Many of the cheap-ass bagpipes on the web are terrible. IN fact, I'd say that most are downright rip-offs, and that I only got lucky when I got the Medieval smallpipes, and they turned out to be excellent.

When you can't actually see the pipes up close before you buy them, you take a big risk. Many of the cheap pipes are roughly cut, and not finished -- I've seen a lot of pipes that have splinters and sawdust on the inside, because the holes weren't sanded smooth. I saw another set of cheap pipes that were covered with a sticky resin, which I later found out was due to the pipes being stored in a damp warehouse. The metal parts were corroded, and the wood was actually splitting in places because the water caused the wood to expand -- good pipes do not do this when stored in a damp place -- the wood is usually treated to lock out moisture.

You cannot really think about finishing the pipes on your own, without the risk of the chanter going out of tune (which you already have experience with, since you modified yours).

For cheap pipes, I'd recommend getting USED ones. There are hundreds of music stores sellign the same crappy bagpipes from Mid-east, all made in Pakistan, and only some models are worth buying. The Harp and Dragon, which I placed a link to on my last blog posting, actually claims that they set up and tune their pipes before they ship them to you, and they sell Mid-East pipes, although just a few select models, including the terrible Medieval pipes in F, which I warn about. Most of the Mid-East pipes that Harp and Dragon sell are playable, and they claim right up front that the Medieval pipes in F are for re-enactment purposes. I've pressed them on whether or not they play, and they said they didn't know, because they haven't had a chance to set those up before.

I say go with used pipes, sold by an individual and not a company, because most used pipes are probably working fine, and merely being replaced by new pipes. You need to talk to the owner before buying, and ask them what condition the pipes are in. Otherwise, everything is like shooting craps -- you won't know what to expect. Unfortuantely, for medieval pipes, there are few people using them, and fewer used ones to select from.

I've had people tell me to just avoid cheap pipes, and save up for a good set from a real pipe maker. This is not an option for pipers, because we MUST make music. We are driven to play the pipes, and cannot wait to save up $1500 for a new set of pipes. So we buy a cheap set, learn and practice with those, and then save up. Hopefully, some day, you can get one of Julian Goodacre's pipes or something from Germany.

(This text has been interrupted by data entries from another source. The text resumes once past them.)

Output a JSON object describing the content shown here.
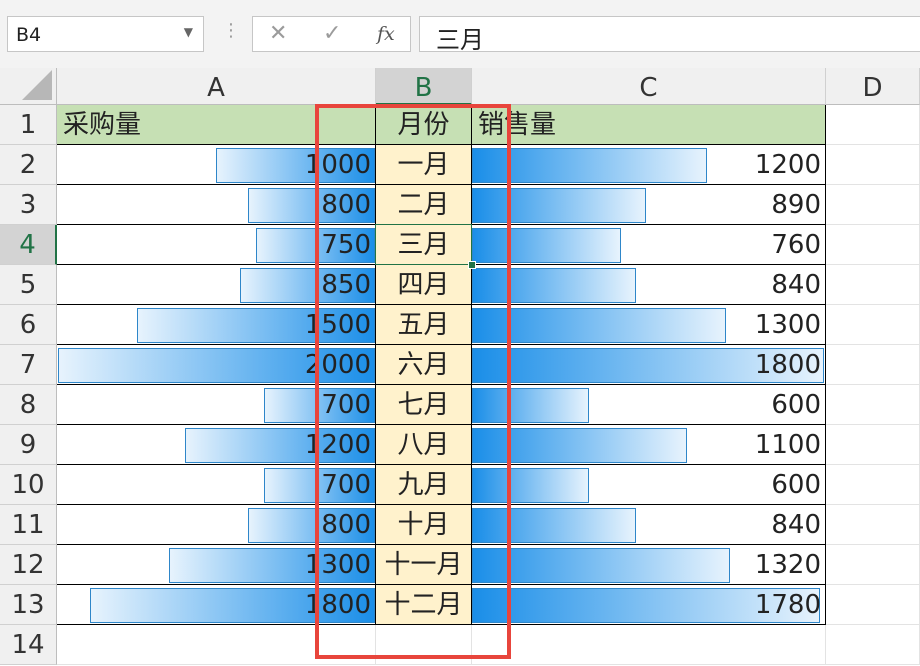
{
  "name_box": "B4",
  "formula_buttons": {
    "cancel": "✕",
    "enter": "✓",
    "fx": "fx"
  },
  "formula_value": "三月",
  "columns": [
    "A",
    "B",
    "C",
    "D"
  ],
  "rows": [
    "1",
    "2",
    "3",
    "4",
    "5",
    "6",
    "7",
    "8",
    "9",
    "10",
    "11",
    "12",
    "13",
    "14"
  ],
  "headers": {
    "purchase": "采购量",
    "month": "月份",
    "sales": "销售量"
  },
  "data": [
    {
      "purchase": 1000,
      "month": "一月",
      "sales": 1200
    },
    {
      "purchase": 800,
      "month": "二月",
      "sales": 890
    },
    {
      "purchase": 750,
      "month": "三月",
      "sales": 760
    },
    {
      "purchase": 850,
      "month": "四月",
      "sales": 840
    },
    {
      "purchase": 1500,
      "month": "五月",
      "sales": 1300
    },
    {
      "purchase": 2000,
      "month": "六月",
      "sales": 1800
    },
    {
      "purchase": 700,
      "month": "七月",
      "sales": 600
    },
    {
      "purchase": 1200,
      "month": "八月",
      "sales": 1100
    },
    {
      "purchase": 700,
      "month": "九月",
      "sales": 600
    },
    {
      "purchase": 800,
      "month": "十月",
      "sales": 840
    },
    {
      "purchase": 1300,
      "month": "十一月",
      "sales": 1320
    },
    {
      "purchase": 1800,
      "month": "十二月",
      "sales": 1780
    }
  ],
  "selected_cell": {
    "col": "B",
    "row": "4"
  },
  "colors": {
    "header_fill": "#c6e0b4",
    "month_fill": "#fff2cc",
    "databar": "#1a8ee8",
    "highlight": "#e8453c",
    "selection": "#217346"
  }
}
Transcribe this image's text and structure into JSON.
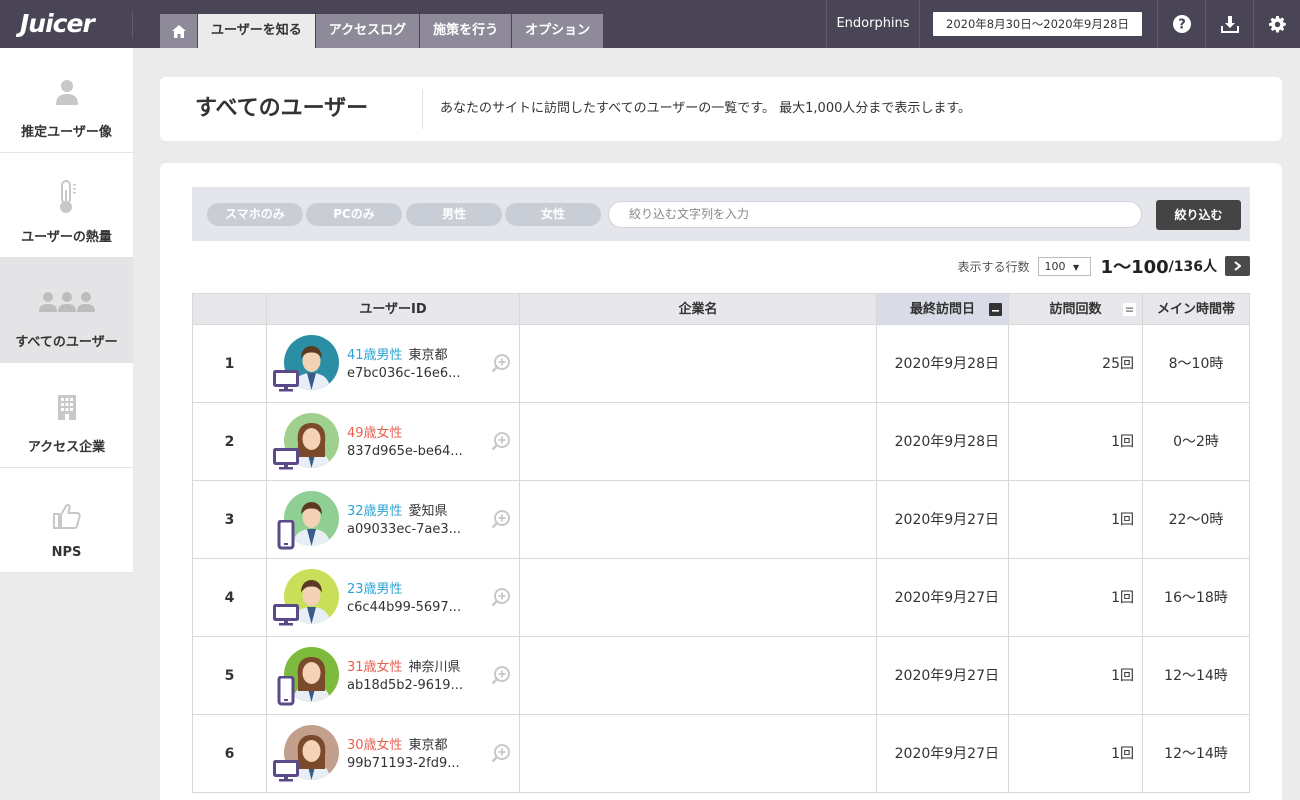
{
  "app": {
    "logo": "Juicer"
  },
  "nav": {
    "home_icon": "home-icon",
    "items": [
      {
        "label": "ユーザーを知る",
        "active": true
      },
      {
        "label": "アクセスログ",
        "active": false
      },
      {
        "label": "施策を行う",
        "active": false
      },
      {
        "label": "オプション",
        "active": false
      }
    ]
  },
  "topbar": {
    "site": "Endorphins",
    "date_range": "2020年8月30日〜2020年9月28日",
    "icons": [
      "help-icon",
      "download-icon",
      "settings-icon"
    ]
  },
  "sidebar": {
    "items": [
      {
        "label": "推定ユーザー像",
        "icon": "person-icon",
        "active": false
      },
      {
        "label": "ユーザーの熱量",
        "icon": "thermometer-icon",
        "active": false
      },
      {
        "label": "すべてのユーザー",
        "icon": "users-icon",
        "active": true
      },
      {
        "label": "アクセス企業",
        "icon": "building-icon",
        "active": false
      },
      {
        "label": "NPS",
        "icon": "thumbs-up-icon",
        "active": false
      }
    ]
  },
  "header": {
    "title": "すべてのユーザー",
    "description": "あなたのサイトに訪問したすべてのユーザーの一覧です。 最大1,000人分まで表示します。"
  },
  "filters": {
    "chips": [
      "スマホのみ",
      "PCのみ",
      "男性",
      "女性"
    ],
    "search_placeholder": "絞り込む文字列を入力",
    "button": "絞り込む"
  },
  "pager": {
    "rows_label": "表示する行数",
    "rows_value": "100",
    "range": "1〜100",
    "total": "/136人"
  },
  "table": {
    "columns": [
      "",
      "ユーザーID",
      "企業名",
      "最終訪問日",
      "訪問回数",
      "メイン時間帯"
    ],
    "rows": [
      {
        "no": "1",
        "age": "41歳男性",
        "gender": "m",
        "pref": "東京都",
        "id": "e7bc036c-16e6...",
        "company": "",
        "date": "2020年9月28日",
        "visits": "25回",
        "time": "8〜10時",
        "device": "pc",
        "avatar_color": "#2b8ea5"
      },
      {
        "no": "2",
        "age": "49歳女性",
        "gender": "f",
        "pref": "",
        "id": "837d965e-be64...",
        "company": "",
        "date": "2020年9月28日",
        "visits": "1回",
        "time": "0〜2時",
        "device": "pc",
        "avatar_color": "#9fd08e"
      },
      {
        "no": "3",
        "age": "32歳男性",
        "gender": "m",
        "pref": "愛知県",
        "id": "a09033ec-7ae3...",
        "company": "",
        "date": "2020年9月27日",
        "visits": "1回",
        "time": "22〜0時",
        "device": "sp",
        "avatar_color": "#8fcf93"
      },
      {
        "no": "4",
        "age": "23歳男性",
        "gender": "m",
        "pref": "",
        "id": "c6c44b99-5697...",
        "company": "",
        "date": "2020年9月27日",
        "visits": "1回",
        "time": "16〜18時",
        "device": "pc",
        "avatar_color": "#c9df5a"
      },
      {
        "no": "5",
        "age": "31歳女性",
        "gender": "f",
        "pref": "神奈川県",
        "id": "ab18d5b2-9619...",
        "company": "",
        "date": "2020年9月27日",
        "visits": "1回",
        "time": "12〜14時",
        "device": "sp",
        "avatar_color": "#7dbb3d"
      },
      {
        "no": "6",
        "age": "30歳女性",
        "gender": "f",
        "pref": "東京都",
        "id": "99b71193-2fd9...",
        "company": "",
        "date": "2020年9月27日",
        "visits": "1回",
        "time": "12〜14時",
        "device": "pc",
        "avatar_color": "#c2a08c"
      }
    ]
  }
}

I'll tell you right now, I learned on cheap, crappy pipes, and saved up for the Pipes I got from Juergen Ross in Germany. It was worth it, because those pipes were so much better than the cheap pipes, that I am able to play with greater ease, and spend less time tuning them. The cheap pipes that I started out with taught me a lot about how to care for and maintain the pipes, and I owe my ability to play my German pipes to the cheap Pakistani ones.

Good luck!